Hurricane Irene was pretty devastating around here. The road to and from our house was eviscerated in about 20 places…twenty-foot deep chasms where gravel and concrete used to be. Houses were lost, businesses were lost. There are the short term, disastrous effects of homelessness and trauma, but also far reaching long-term effects in terms of the loss of businesses and a foliage season with extremely limited tourism. Everybody has been affected.
That being said, the storm brought some beautiful moments as well: the days after the storm the roads were filled with neighbors walking and biking, checking in on each other and sharing stories. Kids were riding their bicycles up and down the remaining sections of Route 9 (the cut-off paved highway), and the general store opened (via generator) to serve coffee and tea and baked goods and beer and wine. Like most poignant moments in life, the good and the bad came intertwined.
You recently decided to try living for one year without buying any new, non-necessary items. Food, items necessary for health and safety and essential supplies (like brake fluid, toilet paper, etc.) are allowed, as are second-hand items, magazines, music downloads, etc. What motivated you to take this pledge and to simplify your life in this way? Is one of you more excited about this lifestyle experiment than the other? How’s it going so far?

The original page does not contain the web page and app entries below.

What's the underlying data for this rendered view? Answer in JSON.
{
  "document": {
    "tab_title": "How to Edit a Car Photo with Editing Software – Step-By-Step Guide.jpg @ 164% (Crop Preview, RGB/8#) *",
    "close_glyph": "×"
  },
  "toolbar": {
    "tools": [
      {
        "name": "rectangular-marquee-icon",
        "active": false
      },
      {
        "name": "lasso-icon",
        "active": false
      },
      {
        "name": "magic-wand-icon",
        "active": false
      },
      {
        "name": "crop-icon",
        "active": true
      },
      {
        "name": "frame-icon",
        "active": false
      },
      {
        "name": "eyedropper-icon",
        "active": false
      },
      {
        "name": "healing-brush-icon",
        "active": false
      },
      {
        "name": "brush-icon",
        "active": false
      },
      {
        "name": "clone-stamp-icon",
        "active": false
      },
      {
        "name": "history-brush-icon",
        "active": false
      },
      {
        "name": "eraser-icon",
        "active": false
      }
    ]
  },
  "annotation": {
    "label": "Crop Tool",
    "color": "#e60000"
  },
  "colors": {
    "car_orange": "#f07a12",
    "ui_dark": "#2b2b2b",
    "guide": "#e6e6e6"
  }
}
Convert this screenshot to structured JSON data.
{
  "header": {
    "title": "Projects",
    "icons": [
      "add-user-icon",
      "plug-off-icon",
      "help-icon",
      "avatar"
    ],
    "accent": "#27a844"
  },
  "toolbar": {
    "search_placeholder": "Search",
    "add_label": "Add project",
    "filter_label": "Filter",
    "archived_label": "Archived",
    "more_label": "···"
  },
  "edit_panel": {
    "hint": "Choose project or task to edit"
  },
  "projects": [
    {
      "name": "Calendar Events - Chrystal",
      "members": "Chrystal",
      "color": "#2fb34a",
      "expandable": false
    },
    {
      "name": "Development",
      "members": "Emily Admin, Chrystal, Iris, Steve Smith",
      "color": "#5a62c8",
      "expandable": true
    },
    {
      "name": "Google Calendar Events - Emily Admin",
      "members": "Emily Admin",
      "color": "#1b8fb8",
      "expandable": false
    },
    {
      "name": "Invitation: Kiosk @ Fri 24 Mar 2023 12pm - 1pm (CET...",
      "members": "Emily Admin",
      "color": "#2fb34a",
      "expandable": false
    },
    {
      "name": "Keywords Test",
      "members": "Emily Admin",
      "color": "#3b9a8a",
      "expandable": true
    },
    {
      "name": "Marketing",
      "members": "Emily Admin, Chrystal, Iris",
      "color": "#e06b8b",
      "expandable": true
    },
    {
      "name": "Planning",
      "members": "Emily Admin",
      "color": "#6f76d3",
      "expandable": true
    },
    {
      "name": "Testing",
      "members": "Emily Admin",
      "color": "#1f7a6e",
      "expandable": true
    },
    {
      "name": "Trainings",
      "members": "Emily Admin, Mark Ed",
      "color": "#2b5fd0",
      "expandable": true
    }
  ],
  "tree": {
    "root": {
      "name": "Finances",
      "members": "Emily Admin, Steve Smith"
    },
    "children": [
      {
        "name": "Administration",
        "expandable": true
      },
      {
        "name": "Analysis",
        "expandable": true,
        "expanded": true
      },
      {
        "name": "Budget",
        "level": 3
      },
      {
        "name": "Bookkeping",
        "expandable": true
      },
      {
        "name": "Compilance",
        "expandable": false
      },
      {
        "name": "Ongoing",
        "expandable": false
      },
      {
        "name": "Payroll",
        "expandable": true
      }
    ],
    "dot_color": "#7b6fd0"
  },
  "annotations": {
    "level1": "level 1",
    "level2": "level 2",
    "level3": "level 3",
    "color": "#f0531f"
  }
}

We had some friends who were doing “The Compact,” which we thought was cool, but considered ourselves pretty immune to materialistic culture. Then I read an article by Scott Russell Sanders in Orion about the mythology of wealth, and I was sold. Everything we buy, no matter how little, supports that mythology. It separates the haves from the have-nots. I realized then that I wasn’t really immune; when my friends buy fancy new things I can’t help it—I start wanting a fancy sweater or new boots or that kind of twenty-dollar, made-in-China teacup.
Once I made that recognition, I decided to cut myself off from that impulse, or at least learn to recognize and tame it. So we signed on. We were both equally gung-ho from the beginning. The day before it began I went out and bought matches, cleaning rags, canning jars and candles. That was it. Oh, and a pair of sunglasses, just because I wanted a new stylish pair, which broke a week later. So I don’t have stylish sunglasses for the year, but that’s been the only hardship so far.

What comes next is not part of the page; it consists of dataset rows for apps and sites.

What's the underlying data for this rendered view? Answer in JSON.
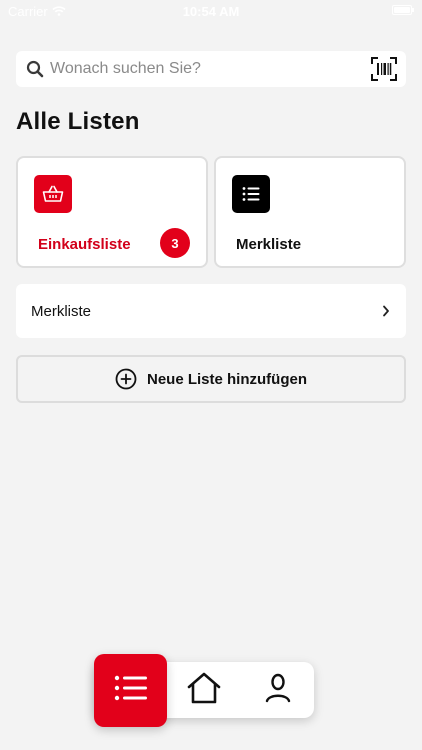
{
  "status_bar": {
    "carrier": "Carrier",
    "time": "10:54 AM"
  },
  "search": {
    "placeholder": "Wonach suchen Sie?",
    "value": ""
  },
  "page_title": "Alle Listen",
  "cards": [
    {
      "label": "Einkaufsliste",
      "badge": "3",
      "icon": "basket-icon",
      "accent": "#e2001a"
    },
    {
      "label": "Merkliste",
      "icon": "list-icon",
      "accent": "#000000"
    }
  ],
  "list_rows": [
    {
      "label": "Merkliste"
    }
  ],
  "add_button": {
    "label": "Neue Liste hinzufügen",
    "icon": "plus-circle-icon"
  },
  "tab_bar": {
    "active": "lists",
    "items": [
      "list-icon",
      "home-icon",
      "profile-icon"
    ]
  },
  "colors": {
    "brand": "#e2001a",
    "background": "#f3f3f3"
  }
}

To be honest, we haven’t really noticed a change. I throw out catalogs the minute they arrive in our box. I don’t pine over Anthropologie. I have fun and feel adventuresome in second-hand-stores, just like I used to as a kid and a teenager and as a broke twenty-year-old.
The only problem is that I feel bad about not supporting our local bookstore (Everyone’s Books–the one that didn’t get destroyed by a fire this spring, and the one that didn’t wash away by Irene), but the owners have assured me they’re doing just fine without my business (and support the theory behind our experiment). So…so far so good. We know we’re not changing the world by doing this, just getting a hold on our own materialist impulses, and (hopefully) setting new standards for what we do buy new in the future (music, books, locally and sustainably made things, etc.).
You can listen to an in-depth story about Margaret MacArthur and Red Heart the Ticker on NPR’s Weekend Edition here. For more information about Red Heart the Ticker you can visit their website or the site for Your Name in Secret I Would Write. Robin MacAthur writes about music, ideas, and life in Vermont at her blog Woodbird. You can listen to interviews with the duo on NHPR’s Word of Mouth or VPR’s Vermont Edition.
You can explore more of Robin and Ty’s music here (your music purchases support the band, as well as this site):
If you enjoyed this Creative Spaces profile, please share it on Facebook, Twitter, etc. You can read the entire Creative Spaces series here.